**Exercise:**
The material must be copied out exactly, line for line.

**Source data:**

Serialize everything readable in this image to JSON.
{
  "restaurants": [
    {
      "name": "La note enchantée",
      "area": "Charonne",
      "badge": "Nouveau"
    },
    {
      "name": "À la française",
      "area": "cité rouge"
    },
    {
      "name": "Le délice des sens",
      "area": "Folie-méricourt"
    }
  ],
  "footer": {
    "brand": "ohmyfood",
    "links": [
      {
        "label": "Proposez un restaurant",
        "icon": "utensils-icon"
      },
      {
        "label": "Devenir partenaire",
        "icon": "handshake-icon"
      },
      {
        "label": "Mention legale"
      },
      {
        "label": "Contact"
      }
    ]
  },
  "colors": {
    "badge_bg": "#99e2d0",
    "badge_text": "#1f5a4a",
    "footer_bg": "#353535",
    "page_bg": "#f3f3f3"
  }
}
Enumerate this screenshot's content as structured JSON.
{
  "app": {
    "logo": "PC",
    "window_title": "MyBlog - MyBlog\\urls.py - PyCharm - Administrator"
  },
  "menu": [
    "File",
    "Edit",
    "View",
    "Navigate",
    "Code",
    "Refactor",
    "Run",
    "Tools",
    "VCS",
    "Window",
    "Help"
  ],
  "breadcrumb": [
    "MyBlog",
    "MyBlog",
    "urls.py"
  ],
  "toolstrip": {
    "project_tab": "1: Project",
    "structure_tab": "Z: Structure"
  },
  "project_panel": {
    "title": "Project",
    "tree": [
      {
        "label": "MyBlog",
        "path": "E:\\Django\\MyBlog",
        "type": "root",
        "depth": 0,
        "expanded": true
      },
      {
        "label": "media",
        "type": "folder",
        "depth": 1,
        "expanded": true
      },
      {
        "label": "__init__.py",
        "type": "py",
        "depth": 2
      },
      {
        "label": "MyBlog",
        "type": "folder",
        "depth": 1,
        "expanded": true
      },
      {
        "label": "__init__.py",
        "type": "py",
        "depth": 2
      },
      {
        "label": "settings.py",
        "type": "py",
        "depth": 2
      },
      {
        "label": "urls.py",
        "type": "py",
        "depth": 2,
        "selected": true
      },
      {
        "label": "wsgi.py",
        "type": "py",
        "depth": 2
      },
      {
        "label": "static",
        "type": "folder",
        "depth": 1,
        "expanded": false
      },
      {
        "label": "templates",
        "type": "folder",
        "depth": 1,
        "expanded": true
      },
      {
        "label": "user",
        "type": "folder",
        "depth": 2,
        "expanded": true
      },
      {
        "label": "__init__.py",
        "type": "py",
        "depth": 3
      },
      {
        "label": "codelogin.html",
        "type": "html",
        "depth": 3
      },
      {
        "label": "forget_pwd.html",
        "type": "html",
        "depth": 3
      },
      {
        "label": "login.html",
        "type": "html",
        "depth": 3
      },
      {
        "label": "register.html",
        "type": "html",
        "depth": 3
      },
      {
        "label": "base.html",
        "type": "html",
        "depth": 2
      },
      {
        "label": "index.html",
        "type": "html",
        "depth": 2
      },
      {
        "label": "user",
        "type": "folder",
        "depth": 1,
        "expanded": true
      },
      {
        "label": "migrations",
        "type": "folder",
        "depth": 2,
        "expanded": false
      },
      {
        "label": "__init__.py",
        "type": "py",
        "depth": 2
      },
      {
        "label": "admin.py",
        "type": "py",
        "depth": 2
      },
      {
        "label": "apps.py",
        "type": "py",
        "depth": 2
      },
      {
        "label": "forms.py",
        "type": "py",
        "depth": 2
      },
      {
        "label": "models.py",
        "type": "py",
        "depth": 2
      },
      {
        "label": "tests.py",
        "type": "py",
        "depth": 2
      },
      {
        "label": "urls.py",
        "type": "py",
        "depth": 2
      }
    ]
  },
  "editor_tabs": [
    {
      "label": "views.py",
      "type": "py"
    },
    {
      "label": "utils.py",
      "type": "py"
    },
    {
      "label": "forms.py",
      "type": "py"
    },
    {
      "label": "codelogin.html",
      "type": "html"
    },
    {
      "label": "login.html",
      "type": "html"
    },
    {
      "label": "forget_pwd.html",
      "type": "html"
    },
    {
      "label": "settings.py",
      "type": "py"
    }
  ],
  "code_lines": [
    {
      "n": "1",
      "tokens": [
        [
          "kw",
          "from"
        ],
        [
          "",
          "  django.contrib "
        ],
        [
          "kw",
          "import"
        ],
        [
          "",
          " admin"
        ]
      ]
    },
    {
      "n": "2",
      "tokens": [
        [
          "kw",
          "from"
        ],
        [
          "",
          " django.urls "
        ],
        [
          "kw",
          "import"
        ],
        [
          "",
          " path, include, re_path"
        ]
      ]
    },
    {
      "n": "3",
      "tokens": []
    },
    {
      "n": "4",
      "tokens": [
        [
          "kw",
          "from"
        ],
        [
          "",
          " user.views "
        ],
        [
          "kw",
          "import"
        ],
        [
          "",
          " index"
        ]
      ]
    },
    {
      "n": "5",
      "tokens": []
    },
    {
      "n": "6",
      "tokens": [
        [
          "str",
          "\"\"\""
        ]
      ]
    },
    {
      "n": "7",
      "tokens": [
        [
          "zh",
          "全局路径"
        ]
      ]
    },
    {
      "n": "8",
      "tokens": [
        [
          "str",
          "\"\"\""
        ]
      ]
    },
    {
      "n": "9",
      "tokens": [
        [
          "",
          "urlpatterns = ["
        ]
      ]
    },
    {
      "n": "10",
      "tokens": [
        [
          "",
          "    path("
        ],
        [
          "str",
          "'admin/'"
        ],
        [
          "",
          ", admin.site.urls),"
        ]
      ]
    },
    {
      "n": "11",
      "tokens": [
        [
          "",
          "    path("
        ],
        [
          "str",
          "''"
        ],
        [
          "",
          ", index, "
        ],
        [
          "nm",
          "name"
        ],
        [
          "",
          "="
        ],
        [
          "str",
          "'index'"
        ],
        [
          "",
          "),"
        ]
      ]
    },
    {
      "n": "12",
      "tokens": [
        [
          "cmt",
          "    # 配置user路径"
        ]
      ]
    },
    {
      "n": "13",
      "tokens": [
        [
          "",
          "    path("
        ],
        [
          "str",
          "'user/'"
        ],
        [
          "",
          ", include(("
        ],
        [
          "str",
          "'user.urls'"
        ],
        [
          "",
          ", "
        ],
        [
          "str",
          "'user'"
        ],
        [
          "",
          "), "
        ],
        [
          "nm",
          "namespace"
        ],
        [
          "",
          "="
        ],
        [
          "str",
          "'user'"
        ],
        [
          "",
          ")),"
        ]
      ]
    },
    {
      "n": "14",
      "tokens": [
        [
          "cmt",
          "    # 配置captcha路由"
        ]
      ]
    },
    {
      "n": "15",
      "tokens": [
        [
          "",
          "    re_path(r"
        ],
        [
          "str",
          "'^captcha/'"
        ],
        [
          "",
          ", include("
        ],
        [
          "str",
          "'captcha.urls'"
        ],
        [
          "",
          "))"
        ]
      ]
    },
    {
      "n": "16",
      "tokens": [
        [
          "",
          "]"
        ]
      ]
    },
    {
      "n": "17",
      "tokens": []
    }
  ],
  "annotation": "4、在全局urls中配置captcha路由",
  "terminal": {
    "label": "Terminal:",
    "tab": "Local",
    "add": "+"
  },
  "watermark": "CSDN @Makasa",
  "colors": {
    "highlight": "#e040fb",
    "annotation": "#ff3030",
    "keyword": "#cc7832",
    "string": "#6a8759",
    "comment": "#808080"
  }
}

**Answer box:**
Serialize everything readable in this image to JSON.
{
  "restaurants": [
    {
      "name": "La note enchantée",
      "area": "Charonne",
      "badge": "Nouveau"
    },
    {
      "name": "À la française",
      "area": "cité rouge"
    },
    {
      "name": "Le délice des sens",
      "area": "Folie-méricourt"
    }
  ],
  "footer": {
    "brand": "ohmyfood",
    "links": [
      {
        "label": "Proposez un restaurant",
        "icon": "utensils-icon"
      },
      {
        "label": "Devenir partenaire",
        "icon": "handshake-icon"
      },
      {
        "label": "Mention legale"
      },
      {
        "label": "Contact"
      }
    ]
  },
  "colors": {
    "badge_bg": "#99e2d0",
    "badge_text": "#1f5a4a",
    "footer_bg": "#353535",
    "page_bg": "#f3f3f3"
  }
}
Enumerate this screenshot's content as structured JSON.
{
  "app": {
    "logo": "PC",
    "window_title": "MyBlog - MyBlog\\urls.py - PyCharm - Administrator"
  },
  "menu": [
    "File",
    "Edit",
    "View",
    "Navigate",
    "Code",
    "Refactor",
    "Run",
    "Tools",
    "VCS",
    "Window",
    "Help"
  ],
  "breadcrumb": [
    "MyBlog",
    "MyBlog",
    "urls.py"
  ],
  "toolstrip": {
    "project_tab": "1: Project",
    "structure_tab": "Z: Structure"
  },
  "project_panel": {
    "title": "Project",
    "tree": [
      {
        "label": "MyBlog",
        "path": "E:\\Django\\MyBlog",
        "type": "root",
        "depth": 0,
        "expanded": true
      },
      {
        "label": "media",
        "type": "folder",
        "depth": 1,
        "expanded": true
      },
      {
        "label": "__init__.py",
        "type": "py",
        "depth": 2
      },
      {
        "label": "MyBlog",
        "type": "folder",
        "depth": 1,
        "expanded": true
      },
      {
        "label": "__init__.py",
        "type": "py",
        "depth": 2
      },
      {
        "label": "settings.py",
        "type": "py",
        "depth": 2
      },
      {
        "label": "urls.py",
        "type": "py",
        "depth": 2,
        "selected": true
      },
      {
        "label": "wsgi.py",
        "type": "py",
        "depth": 2
      },
      {
        "label": "static",
        "type": "folder",
        "depth": 1,
        "expanded": false
      },
      {
        "label": "templates",
        "type": "folder",
        "depth": 1,
        "expanded": true
      },
      {
        "label": "user",
        "type": "folder",
        "depth": 2,
        "expanded": true
      },
      {
        "label": "__init__.py",
        "type": "py",
        "depth": 3
      },
      {
        "label": "codelogin.html",
        "type": "html",
        "depth": 3
      },
      {
        "label": "forget_pwd.html",
        "type": "html",
        "depth": 3
      },
      {
        "label": "login.html",
        "type": "html",
        "depth": 3
      },
      {
        "label": "register.html",
        "type": "html",
        "depth": 3
      },
      {
        "label": "base.html",
        "type": "html",
        "depth": 2
      },
      {
        "label": "index.html",
        "type": "html",
        "depth": 2
      },
      {
        "label": "user",
        "type": "folder",
        "depth": 1,
        "expanded": true
      },
      {
        "label": "migrations",
        "type": "folder",
        "depth": 2,
        "expanded": false
      },
      {
        "label": "__init__.py",
        "type": "py",
        "depth": 2
      },
      {
        "label": "admin.py",
        "type": "py",
        "depth": 2
      },
      {
        "label": "apps.py",
        "type": "py",
        "depth": 2
      },
      {
        "label": "forms.py",
        "type": "py",
        "depth": 2
      },
      {
        "label": "models.py",
        "type": "py",
        "depth": 2
      },
      {
        "label": "tests.py",
        "type": "py",
        "depth": 2
      },
      {
        "label": "urls.py",
        "type": "py",
        "depth": 2
      }
    ]
  },
  "editor_tabs": [
    {
      "label": "views.py",
      "type": "py"
    },
    {
      "label": "utils.py",
      "type": "py"
    },
    {
      "label": "forms.py",
      "type": "py"
    },
    {
      "label": "codelogin.html",
      "type": "html"
    },
    {
      "label": "login.html",
      "type": "html"
    },
    {
      "label": "forget_pwd.html",
      "type": "html"
    },
    {
      "label": "settings.py",
      "type": "py"
    }
  ],
  "code_lines": [
    {
      "n": "1",
      "tokens": [
        [
          "kw",
          "from"
        ],
        [
          "",
          "  django.contrib "
        ],
        [
          "kw",
          "import"
        ],
        [
          "",
          " admin"
        ]
      ]
    },
    {
      "n": "2",
      "tokens": [
        [
          "kw",
          "from"
        ],
        [
          "",
          " django.urls "
        ],
        [
          "kw",
          "import"
        ],
        [
          "",
          " path, include, re_path"
        ]
      ]
    },
    {
      "n": "3",
      "tokens": []
    },
    {
      "n": "4",
      "tokens": [
        [
          "kw",
          "from"
        ],
        [
          "",
          " user.views "
        ],
        [
          "kw",
          "import"
        ],
        [
          "",
          " index"
        ]
      ]
    },
    {
      "n": "5",
      "tokens": []
    },
    {
      "n": "6",
      "tokens": [
        [
          "str",
          "\"\"\""
        ]
      ]
    },
    {
      "n": "7",
      "tokens": [
        [
          "zh",
          "全局路径"
        ]
      ]
    },
    {
      "n": "8",
      "tokens": [
        [
          "str",
          "\"\"\""
        ]
      ]
    },
    {
      "n": "9",
      "tokens": [
        [
          "",
          "urlpatterns = ["
        ]
      ]
    },
    {
      "n": "10",
      "tokens": [
        [
          "",
          "    path("
        ],
        [
          "str",
          "'admin/'"
        ],
        [
          "",
          ", admin.site.urls),"
        ]
      ]
    },
    {
      "n": "11",
      "tokens": [
        [
          "",
          "    path("
        ],
        [
          "str",
          "''"
        ],
        [
          "",
          ", index, "
        ],
        [
          "nm",
          "name"
        ],
        [
          "",
          "="
        ],
        [
          "str",
          "'index'"
        ],
        [
          "",
          "),"
        ]
      ]
    },
    {
      "n": "12",
      "tokens": [
        [
          "cmt",
          "    # 配置user路径"
        ]
      ]
    },
    {
      "n": "13",
      "tokens": [
        [
          "",
          "    path("
        ],
        [
          "str",
          "'user/'"
        ],
        [
          "",
          ", include(("
        ],
        [
          "str",
          "'user.urls'"
        ],
        [
          "",
          ", "
        ],
        [
          "str",
          "'user'"
        ],
        [
          "",
          "), "
        ],
        [
          "nm",
          "namespace"
        ],
        [
          "",
          "="
        ],
        [
          "str",
          "'user'"
        ],
        [
          "",
          ")),"
        ]
      ]
    },
    {
      "n": "14",
      "tokens": [
        [
          "cmt",
          "    # 配置captcha路由"
        ]
      ]
    },
    {
      "n": "15",
      "tokens": [
        [
          "",
          "    re_path(r"
        ],
        [
          "str",
          "'^captcha/'"
        ],
        [
          "",
          ", include("
        ],
        [
          "str",
          "'captcha.urls'"
        ],
        [
          "",
          "))"
        ]
      ]
    },
    {
      "n": "16",
      "tokens": [
        [
          "",
          "]"
        ]
      ]
    },
    {
      "n": "17",
      "tokens": []
    }
  ],
  "annotation": "4、在全局urls中配置captcha路由",
  "terminal": {
    "label": "Terminal:",
    "tab": "Local",
    "add": "+"
  },
  "watermark": "CSDN @Makasa",
  "colors": {
    "highlight": "#e040fb",
    "annotation": "#ff3030",
    "keyword": "#cc7832",
    "string": "#6a8759",
    "comment": "#808080"
  }
}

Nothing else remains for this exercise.